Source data
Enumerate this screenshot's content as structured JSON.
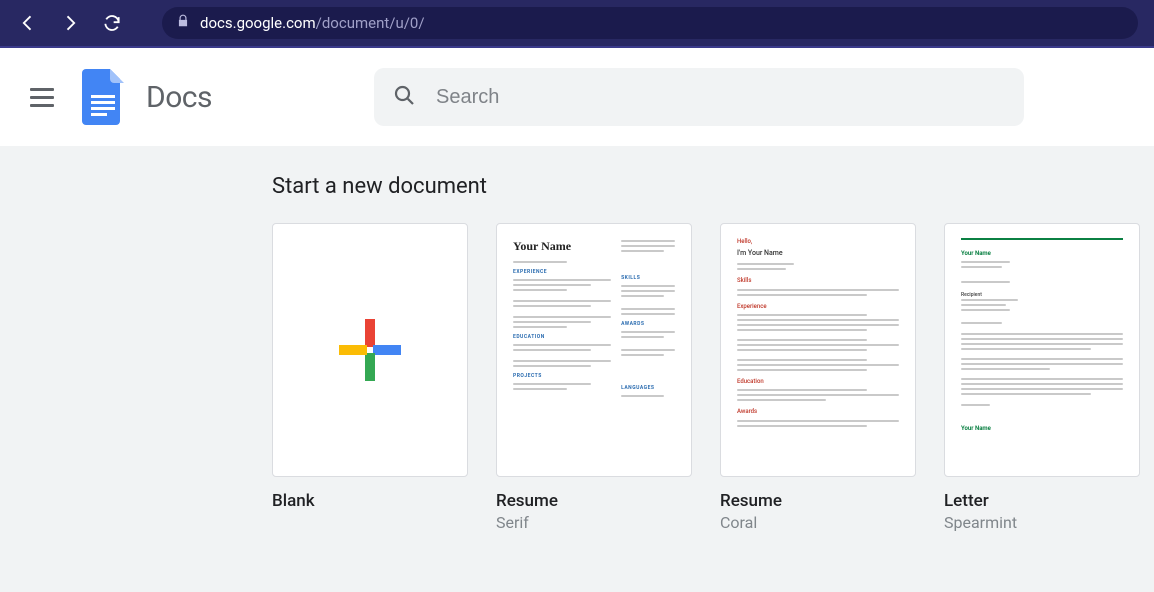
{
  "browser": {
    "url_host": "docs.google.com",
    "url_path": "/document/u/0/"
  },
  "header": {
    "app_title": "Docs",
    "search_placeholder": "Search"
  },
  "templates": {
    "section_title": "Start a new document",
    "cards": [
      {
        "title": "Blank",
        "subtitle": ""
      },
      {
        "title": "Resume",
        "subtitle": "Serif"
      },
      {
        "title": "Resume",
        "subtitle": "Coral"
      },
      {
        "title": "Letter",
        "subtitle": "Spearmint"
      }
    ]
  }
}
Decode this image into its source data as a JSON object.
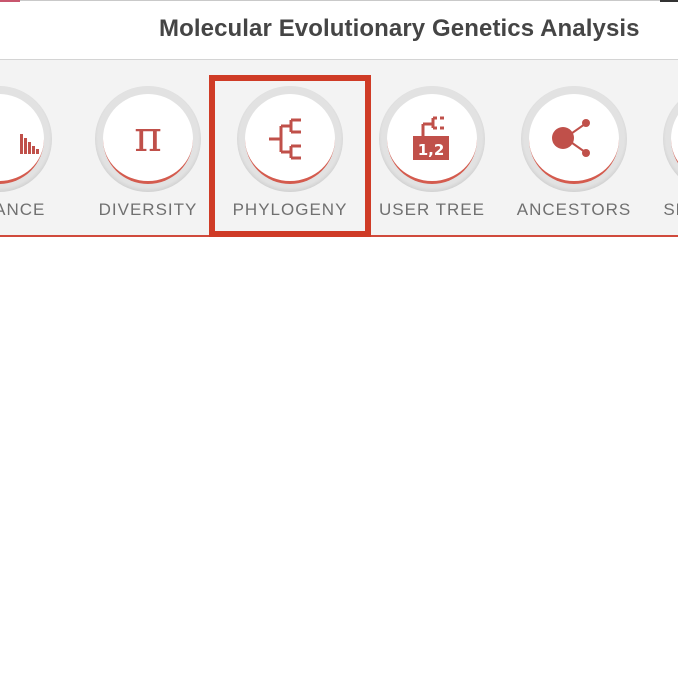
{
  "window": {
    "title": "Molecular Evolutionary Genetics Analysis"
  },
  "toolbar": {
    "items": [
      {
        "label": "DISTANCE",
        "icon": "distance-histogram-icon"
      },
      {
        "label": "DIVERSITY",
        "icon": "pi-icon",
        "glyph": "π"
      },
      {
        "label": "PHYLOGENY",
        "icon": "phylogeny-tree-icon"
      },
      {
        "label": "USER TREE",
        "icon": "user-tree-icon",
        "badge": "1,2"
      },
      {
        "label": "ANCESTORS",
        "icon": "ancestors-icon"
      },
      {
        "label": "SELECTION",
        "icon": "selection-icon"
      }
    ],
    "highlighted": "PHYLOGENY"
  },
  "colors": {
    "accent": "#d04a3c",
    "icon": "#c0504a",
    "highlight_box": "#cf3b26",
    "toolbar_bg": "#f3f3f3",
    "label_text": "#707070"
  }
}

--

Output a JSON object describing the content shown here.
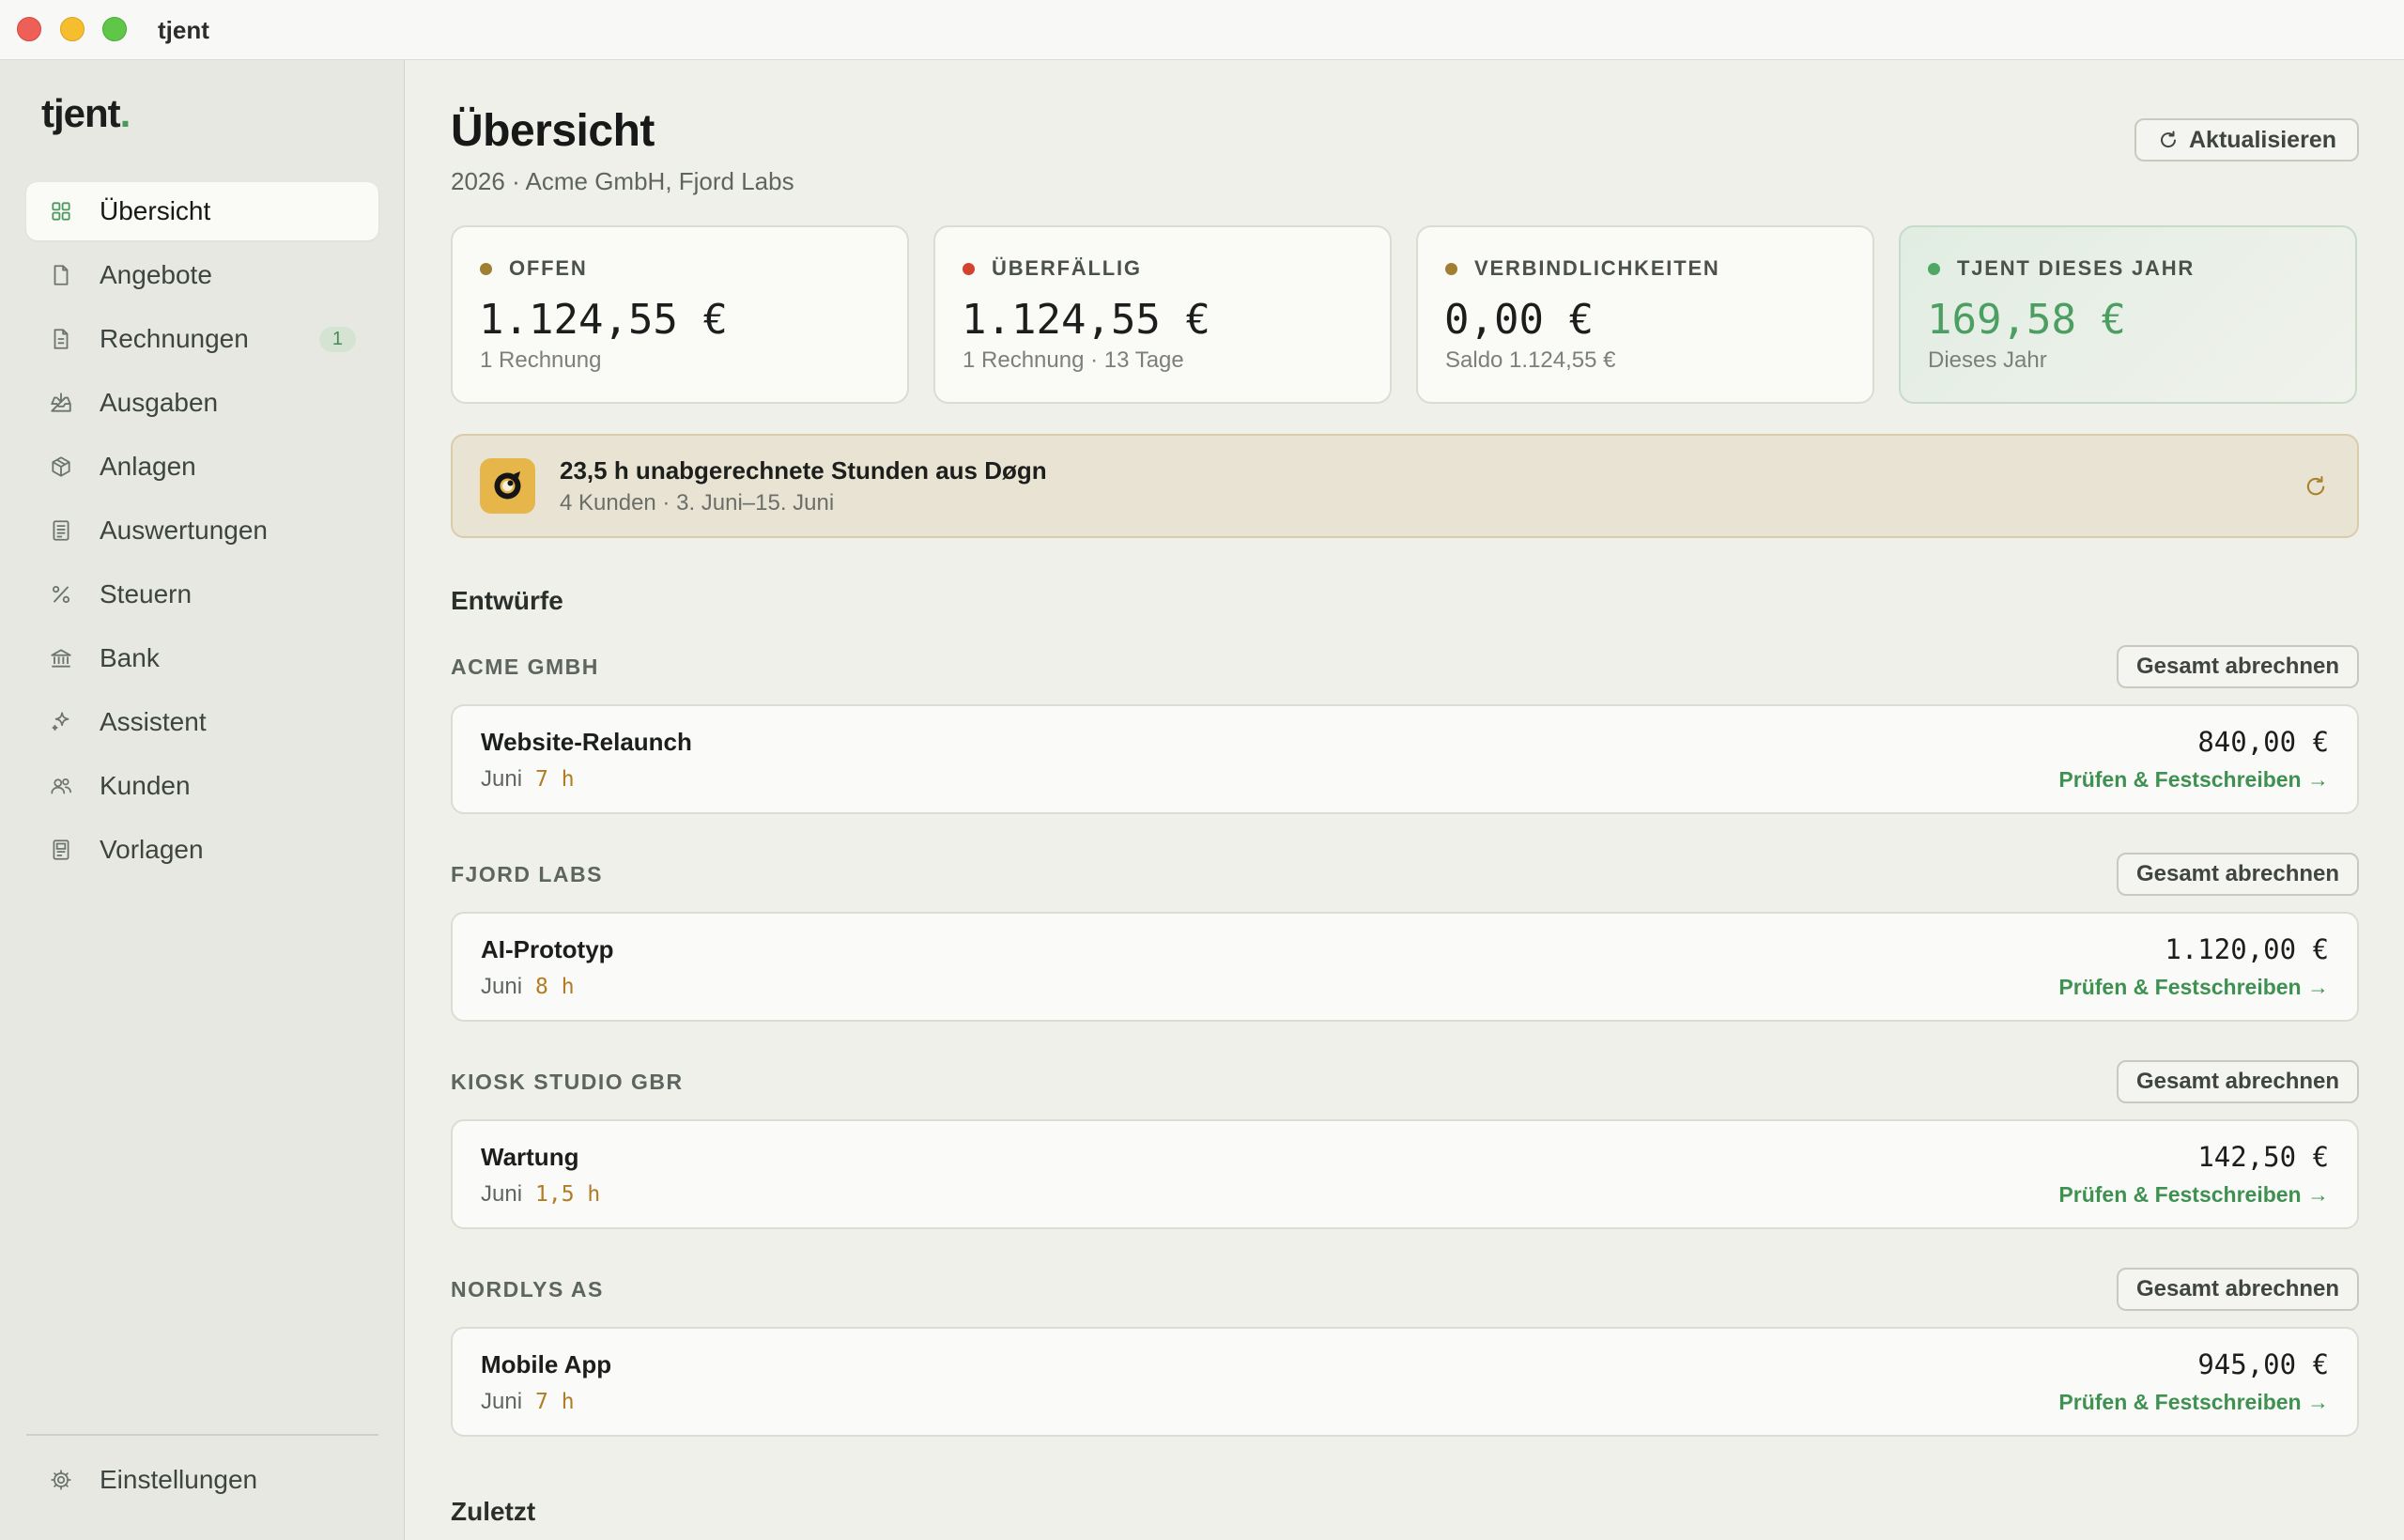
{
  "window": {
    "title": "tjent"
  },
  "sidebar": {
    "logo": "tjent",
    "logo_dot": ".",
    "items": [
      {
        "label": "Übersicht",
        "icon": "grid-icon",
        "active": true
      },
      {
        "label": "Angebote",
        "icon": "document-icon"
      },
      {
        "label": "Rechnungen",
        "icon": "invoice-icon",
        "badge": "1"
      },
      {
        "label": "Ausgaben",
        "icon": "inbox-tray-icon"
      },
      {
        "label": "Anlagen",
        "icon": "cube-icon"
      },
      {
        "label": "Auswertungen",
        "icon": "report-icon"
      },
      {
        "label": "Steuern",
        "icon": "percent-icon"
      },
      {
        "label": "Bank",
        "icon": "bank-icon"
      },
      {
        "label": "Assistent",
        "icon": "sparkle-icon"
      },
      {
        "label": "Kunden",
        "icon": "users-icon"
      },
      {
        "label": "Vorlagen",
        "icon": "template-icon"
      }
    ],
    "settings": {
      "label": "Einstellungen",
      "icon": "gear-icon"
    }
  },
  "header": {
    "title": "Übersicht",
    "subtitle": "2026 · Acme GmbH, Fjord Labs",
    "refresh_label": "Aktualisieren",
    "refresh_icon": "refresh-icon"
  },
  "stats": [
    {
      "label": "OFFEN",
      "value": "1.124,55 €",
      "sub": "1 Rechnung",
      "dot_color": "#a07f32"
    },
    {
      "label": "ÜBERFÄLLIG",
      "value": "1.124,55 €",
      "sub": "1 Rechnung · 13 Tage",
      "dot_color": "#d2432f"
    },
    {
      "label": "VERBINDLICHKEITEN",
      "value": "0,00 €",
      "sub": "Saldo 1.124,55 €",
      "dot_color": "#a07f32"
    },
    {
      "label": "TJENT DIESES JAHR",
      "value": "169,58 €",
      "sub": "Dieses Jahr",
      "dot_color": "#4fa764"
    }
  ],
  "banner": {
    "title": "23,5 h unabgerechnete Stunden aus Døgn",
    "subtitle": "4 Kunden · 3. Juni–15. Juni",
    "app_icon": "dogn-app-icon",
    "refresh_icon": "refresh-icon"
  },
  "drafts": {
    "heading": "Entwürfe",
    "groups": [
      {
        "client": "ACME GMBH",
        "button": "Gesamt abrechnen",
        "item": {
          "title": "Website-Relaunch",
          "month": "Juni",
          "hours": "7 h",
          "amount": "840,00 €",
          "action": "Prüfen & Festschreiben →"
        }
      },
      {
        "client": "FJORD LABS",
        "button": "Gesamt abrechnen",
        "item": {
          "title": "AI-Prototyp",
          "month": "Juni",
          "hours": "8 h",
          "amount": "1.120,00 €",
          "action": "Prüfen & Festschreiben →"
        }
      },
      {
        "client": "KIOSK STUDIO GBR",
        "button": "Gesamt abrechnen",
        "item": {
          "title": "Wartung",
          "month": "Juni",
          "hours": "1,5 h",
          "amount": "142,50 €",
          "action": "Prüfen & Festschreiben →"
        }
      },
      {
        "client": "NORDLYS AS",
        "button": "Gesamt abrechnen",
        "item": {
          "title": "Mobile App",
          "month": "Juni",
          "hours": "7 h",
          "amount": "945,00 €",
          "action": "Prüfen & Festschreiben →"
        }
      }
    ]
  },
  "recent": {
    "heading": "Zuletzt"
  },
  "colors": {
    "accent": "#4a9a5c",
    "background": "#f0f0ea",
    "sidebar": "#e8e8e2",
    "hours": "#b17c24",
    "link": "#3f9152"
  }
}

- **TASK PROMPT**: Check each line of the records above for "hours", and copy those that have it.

- **EXERCISE ANSWER**:
          "hours": "7 h",
          "hours": "8 h",
          "hours": "1,5 h",
          "hours": "7 h",
    "hours": "#b17c24",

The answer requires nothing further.